May 18, 1996

CHICAGO (AP) _ Imagine Jeff Ferrera and Cindy Broadwater’s surprise when the young couple dialed up their bank and were told by the automated voice their checking account balance was $924,844,208.32.

They were among more than 800 First National Bank of Chicago customers mistakenly made richer by the same whopping amount in a $763.9 billion computer glitch.

No, they didn’t get to keep the money.

``My friends said `Wire it to the Cayman Islands and buy a new identity.′ Nah, I couldn’t run off and do that,‴ Ferrera, a computer technician at Zenith Electronics, said Saturday from his home in Waukegan. ``It was just unique being called a billionaire for a day. It was the talk at work.″

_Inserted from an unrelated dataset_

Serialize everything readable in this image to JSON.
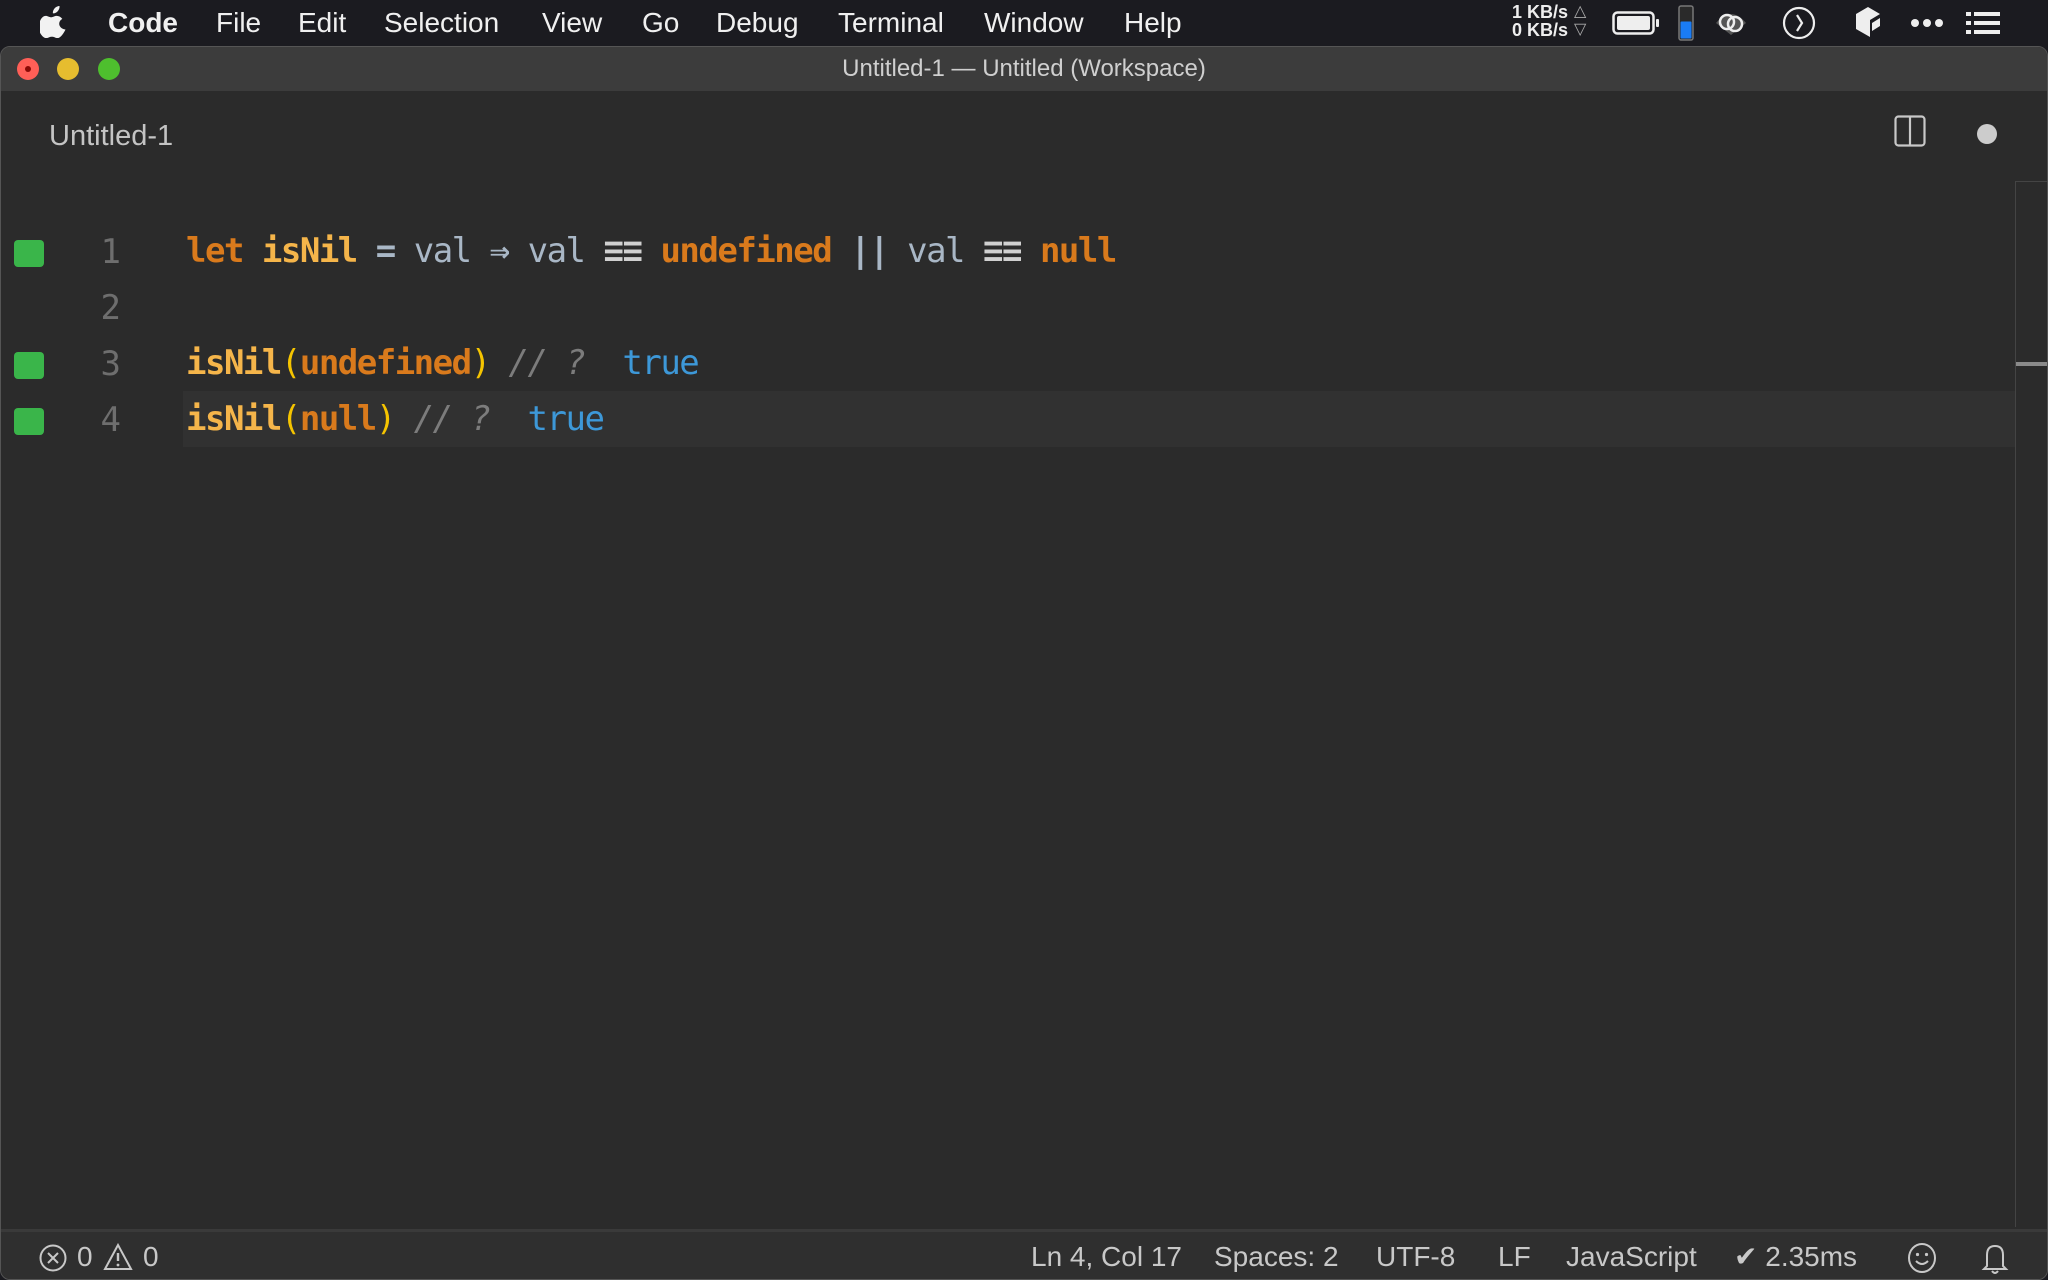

The American Bankers Association said it was the largest such error in the history of U.S. banking. The total amount was more than six times the total assets of First Chicago NBD Corp., the bank’s holding company.

The bank worked feverishly to correct the problem.

``We froze all accounts and everything was cleared up at 1 a.m. this morning,″ bank spokesman Tom A. Kelly said Saturday.

The problem, blamed on a change in a computer program, surfaced Thursday afternoon.

``We first heard about it when customers called, saying `I haven’t got $924 million in my account, it’s not right,‴ Kelly said. ``I think people are honest.″

First Chicago thought it had the problem fixed late Thursday but more $924 million errors started showing up the next morning. Kelly said the bank would know by Monday whether any customers did transfer funds.

Ferrera, 25, admitted he had thoughts about putting the millions into a short-term, conservative investment, earning a few thousand dollars in interest, then returning all $924.8 million to the bank in a few days.

``By the time I had it all figured out, they put a freeze on the account,″ said Ferrera. ``I figured they won’t catch it for a week, and I’d put it all back. What’s the harm?″

The harm, Kelly says, is bank fraud.

``The government doesn’t appreciate people monkeying around with national banks,″ Kelly said. ``When a customer make use of money he knows is not in his account, it’s bank fraud. And, who thinks he has $924 million in his account?″